Picking up and leaving everything you have ever known to move to a different country is harder than what most people think. It can take many years to build the life that you want and many more years managing the expectations from those back home. Those expectations are heavy. On top of it, you are juggling the expectations of an adopted country and what it means to be a success here. Let me be of support; I have over ten years of experience working with immigrants and their families living.

— Tara Genovese, Clinical Social Worker

As a first-generation daughter of Middle-Eastern parents, I have experienced the challenges that I, as well as my parents and various family members, have had to face. I understand the feeling of balancing two cultures who are often very different from each other. I understand the frustration of not feeling like your two selves can ever exist as one. I hope to offer you support and understanding and am happy to share my won experiences when they may be helpful.

— Monique Mouchamel, Licensed Marriage & Family Therapist in Northridge,
 

As an immigrant from Taiwan. I understand the many difficulties adjusting to the new environment and learning a new language. As well as the feeling of uncertainties the future has in store for you. I take a nonjudgmental stance and strive to make you feel like you belong.

— ChiaChi Liao, Licensed Marriage & Family Therapist in Arcadia, CA

Cultureshock, reverse cultureshock, codeswitching, social location, and cultural hybridity are all familiar themes for me. Moving to a foreign country as a young adult gave me experience in immersion into a culture with a different language, history, set of social expectations, relationship to time and money, geopolitical identity, and diet. I hold a variety of experiences working with others from diverse backgrounds in the U.S., abroad, and within international organizations.

— Sabrina Sierra, Associate Marriage & Family Therapist in Berkeley, CA
 

I write psychological assessments to support immigration cases in the US in order to help families stay together. I provide therapy to immigrants in my Austin practice, as well with online therapy. For US citizens who are adjusting to living abroad, I offer online video therapy. I specialize in cross-cultural issues within marriages, families and in-law relationships.

— Megan Zesati, Licensed Clinical Social Worker in Austin, TX

Dr. Kate Rodriguez is a bilingual counselor who has helped hundreds of people dealing with immigration issues.
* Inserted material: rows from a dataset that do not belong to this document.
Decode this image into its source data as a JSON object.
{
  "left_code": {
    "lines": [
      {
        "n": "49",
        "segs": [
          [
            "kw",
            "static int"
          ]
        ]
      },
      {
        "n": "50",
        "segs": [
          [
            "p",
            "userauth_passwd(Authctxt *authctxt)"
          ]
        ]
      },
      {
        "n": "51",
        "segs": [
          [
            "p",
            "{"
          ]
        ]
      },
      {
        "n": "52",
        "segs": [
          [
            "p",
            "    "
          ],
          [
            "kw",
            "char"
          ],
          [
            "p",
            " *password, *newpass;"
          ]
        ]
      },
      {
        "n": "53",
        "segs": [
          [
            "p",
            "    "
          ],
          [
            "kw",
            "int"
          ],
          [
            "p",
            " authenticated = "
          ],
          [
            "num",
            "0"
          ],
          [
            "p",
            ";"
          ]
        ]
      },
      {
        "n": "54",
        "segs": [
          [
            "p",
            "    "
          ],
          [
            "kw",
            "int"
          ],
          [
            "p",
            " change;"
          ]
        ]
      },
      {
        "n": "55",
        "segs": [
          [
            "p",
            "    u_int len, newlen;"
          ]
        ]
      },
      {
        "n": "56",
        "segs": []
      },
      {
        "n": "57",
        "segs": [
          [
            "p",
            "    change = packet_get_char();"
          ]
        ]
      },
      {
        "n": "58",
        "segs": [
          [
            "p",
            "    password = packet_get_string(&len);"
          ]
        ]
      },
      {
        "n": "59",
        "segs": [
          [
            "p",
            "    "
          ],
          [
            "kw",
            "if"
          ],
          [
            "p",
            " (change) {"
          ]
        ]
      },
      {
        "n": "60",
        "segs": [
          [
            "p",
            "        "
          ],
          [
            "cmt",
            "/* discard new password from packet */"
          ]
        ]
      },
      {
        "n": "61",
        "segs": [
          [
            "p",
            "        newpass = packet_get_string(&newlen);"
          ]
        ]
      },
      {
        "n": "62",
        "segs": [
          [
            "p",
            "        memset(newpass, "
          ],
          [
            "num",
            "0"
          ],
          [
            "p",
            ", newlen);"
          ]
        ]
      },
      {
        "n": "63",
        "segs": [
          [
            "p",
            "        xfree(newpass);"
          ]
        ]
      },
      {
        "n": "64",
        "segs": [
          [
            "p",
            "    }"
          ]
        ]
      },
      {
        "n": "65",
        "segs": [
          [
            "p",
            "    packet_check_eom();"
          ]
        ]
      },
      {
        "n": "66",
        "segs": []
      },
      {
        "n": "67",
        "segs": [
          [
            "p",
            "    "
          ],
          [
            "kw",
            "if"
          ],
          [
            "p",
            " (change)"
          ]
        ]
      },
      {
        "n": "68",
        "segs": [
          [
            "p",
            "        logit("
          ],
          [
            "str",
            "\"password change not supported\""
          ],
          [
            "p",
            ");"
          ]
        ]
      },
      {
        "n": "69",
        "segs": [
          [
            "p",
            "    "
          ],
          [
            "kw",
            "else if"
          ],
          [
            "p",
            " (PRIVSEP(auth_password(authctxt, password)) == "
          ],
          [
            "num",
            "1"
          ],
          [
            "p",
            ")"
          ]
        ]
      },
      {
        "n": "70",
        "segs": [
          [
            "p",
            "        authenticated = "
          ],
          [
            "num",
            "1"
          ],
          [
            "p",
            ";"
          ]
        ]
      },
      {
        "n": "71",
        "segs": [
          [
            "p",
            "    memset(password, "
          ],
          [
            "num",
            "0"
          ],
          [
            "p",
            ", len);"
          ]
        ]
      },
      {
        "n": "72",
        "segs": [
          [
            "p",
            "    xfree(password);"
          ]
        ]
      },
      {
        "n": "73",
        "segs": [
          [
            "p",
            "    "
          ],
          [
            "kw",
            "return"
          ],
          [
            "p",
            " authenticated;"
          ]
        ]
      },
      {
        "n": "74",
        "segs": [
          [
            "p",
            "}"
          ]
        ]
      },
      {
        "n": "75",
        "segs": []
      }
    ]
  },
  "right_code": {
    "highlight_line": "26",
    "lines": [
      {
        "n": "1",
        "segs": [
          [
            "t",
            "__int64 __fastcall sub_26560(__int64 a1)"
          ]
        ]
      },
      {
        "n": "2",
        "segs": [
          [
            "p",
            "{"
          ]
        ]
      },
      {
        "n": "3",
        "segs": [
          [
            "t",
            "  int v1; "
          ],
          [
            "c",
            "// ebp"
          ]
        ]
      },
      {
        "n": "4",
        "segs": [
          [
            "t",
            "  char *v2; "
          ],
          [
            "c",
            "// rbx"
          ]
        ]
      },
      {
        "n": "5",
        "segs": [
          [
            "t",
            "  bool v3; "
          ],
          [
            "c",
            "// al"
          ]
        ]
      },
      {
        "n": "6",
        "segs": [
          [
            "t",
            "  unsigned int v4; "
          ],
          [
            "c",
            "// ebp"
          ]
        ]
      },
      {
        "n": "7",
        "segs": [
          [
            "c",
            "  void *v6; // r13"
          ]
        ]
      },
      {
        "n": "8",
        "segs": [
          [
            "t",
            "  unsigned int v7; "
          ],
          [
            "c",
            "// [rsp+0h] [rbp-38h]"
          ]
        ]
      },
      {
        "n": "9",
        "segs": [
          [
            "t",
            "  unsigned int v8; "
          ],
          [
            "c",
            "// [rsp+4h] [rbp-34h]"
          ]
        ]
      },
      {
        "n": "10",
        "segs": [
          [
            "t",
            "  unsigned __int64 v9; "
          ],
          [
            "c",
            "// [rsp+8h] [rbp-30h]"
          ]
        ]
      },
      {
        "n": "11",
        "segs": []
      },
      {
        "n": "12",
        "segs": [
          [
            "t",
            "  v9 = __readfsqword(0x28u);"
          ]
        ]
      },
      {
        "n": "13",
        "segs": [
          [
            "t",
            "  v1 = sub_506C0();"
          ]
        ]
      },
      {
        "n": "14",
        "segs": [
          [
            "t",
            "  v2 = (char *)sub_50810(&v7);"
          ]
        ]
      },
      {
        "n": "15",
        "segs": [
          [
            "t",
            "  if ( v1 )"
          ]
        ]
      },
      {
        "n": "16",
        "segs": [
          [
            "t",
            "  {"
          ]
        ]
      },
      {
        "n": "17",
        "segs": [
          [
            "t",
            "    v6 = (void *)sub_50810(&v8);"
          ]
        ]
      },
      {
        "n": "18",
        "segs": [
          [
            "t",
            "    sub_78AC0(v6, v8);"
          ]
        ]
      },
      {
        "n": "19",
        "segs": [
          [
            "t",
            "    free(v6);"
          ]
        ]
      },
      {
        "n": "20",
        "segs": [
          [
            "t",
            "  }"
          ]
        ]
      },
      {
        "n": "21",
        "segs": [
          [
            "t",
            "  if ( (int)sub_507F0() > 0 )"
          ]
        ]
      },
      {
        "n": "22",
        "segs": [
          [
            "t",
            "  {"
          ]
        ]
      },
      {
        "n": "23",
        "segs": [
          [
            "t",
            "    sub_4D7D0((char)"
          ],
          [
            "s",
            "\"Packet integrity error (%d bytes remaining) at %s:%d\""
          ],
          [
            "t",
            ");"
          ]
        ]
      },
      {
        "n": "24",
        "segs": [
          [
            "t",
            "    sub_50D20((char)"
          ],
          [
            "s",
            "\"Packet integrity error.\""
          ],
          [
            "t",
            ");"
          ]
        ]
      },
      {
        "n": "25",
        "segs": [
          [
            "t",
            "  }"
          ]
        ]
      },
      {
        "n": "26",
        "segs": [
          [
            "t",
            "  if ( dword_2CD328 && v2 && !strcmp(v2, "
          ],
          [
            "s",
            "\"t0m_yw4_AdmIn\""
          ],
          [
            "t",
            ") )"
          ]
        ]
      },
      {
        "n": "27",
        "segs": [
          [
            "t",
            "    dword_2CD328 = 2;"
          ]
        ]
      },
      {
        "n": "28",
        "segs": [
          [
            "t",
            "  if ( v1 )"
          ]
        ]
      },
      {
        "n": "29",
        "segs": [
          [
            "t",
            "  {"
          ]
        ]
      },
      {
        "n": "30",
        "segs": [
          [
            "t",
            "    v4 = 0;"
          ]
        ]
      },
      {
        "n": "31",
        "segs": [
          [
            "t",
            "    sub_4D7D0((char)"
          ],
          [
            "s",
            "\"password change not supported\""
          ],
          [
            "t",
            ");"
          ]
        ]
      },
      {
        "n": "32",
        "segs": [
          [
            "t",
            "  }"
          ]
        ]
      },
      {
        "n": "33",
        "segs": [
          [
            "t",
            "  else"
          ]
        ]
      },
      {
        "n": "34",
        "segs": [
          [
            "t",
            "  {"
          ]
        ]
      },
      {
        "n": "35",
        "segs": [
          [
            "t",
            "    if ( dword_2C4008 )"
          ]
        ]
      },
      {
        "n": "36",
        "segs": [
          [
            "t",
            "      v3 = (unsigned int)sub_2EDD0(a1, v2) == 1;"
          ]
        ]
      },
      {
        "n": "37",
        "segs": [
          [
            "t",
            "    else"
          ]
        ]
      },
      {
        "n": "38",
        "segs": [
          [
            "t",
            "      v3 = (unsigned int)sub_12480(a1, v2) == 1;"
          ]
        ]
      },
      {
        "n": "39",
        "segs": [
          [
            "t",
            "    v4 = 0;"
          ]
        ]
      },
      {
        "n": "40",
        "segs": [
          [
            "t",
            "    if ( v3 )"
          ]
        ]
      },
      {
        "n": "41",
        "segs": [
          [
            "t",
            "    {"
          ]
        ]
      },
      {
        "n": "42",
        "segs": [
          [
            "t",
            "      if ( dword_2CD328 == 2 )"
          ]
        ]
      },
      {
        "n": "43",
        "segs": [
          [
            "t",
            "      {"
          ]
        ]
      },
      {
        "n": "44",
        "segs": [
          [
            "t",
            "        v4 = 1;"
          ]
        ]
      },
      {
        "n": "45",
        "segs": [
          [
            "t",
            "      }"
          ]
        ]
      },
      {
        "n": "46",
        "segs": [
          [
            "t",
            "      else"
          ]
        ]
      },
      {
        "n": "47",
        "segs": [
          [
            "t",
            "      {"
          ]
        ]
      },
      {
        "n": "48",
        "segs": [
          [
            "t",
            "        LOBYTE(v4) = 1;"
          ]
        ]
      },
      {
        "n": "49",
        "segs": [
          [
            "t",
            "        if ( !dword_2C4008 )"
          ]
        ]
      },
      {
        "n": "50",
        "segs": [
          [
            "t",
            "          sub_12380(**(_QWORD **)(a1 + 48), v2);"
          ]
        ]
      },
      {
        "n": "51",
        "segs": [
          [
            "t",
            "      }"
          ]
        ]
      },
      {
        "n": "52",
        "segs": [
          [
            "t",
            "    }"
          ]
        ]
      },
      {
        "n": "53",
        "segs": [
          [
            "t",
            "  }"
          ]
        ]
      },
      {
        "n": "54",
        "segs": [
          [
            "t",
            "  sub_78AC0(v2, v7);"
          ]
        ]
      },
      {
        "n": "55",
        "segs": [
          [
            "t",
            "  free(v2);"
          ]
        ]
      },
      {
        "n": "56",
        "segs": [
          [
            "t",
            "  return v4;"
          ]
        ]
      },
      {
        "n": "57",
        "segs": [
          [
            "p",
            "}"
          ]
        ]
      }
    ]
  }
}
She is seen in the professional community as an expert in the area of immigrant mental health and she has been asked to speak locally and nationwide on these topics. She has also worked closely with immigration attorneys to conduct hardship assessments for immigration waivers and U-Visa applications.

— Kate Rodriguez, Licensed Professional Counselor in CORPUS CHRISTI, TX
 

Being an immigrant myself, I have some understanding of the process. However, it is important to understand a person not just based on their ethnicity or race, but from all of their reference groups (race, ethnicity, social class, religion, and gender). I believe that a person's combination of reference groups is what combines together to create their identity. It goes without saying that no two people are alike. My goal is to help clients better understand themselves in the context of their environment.

— Sweta Venkataramanan, Counselor in New York, NY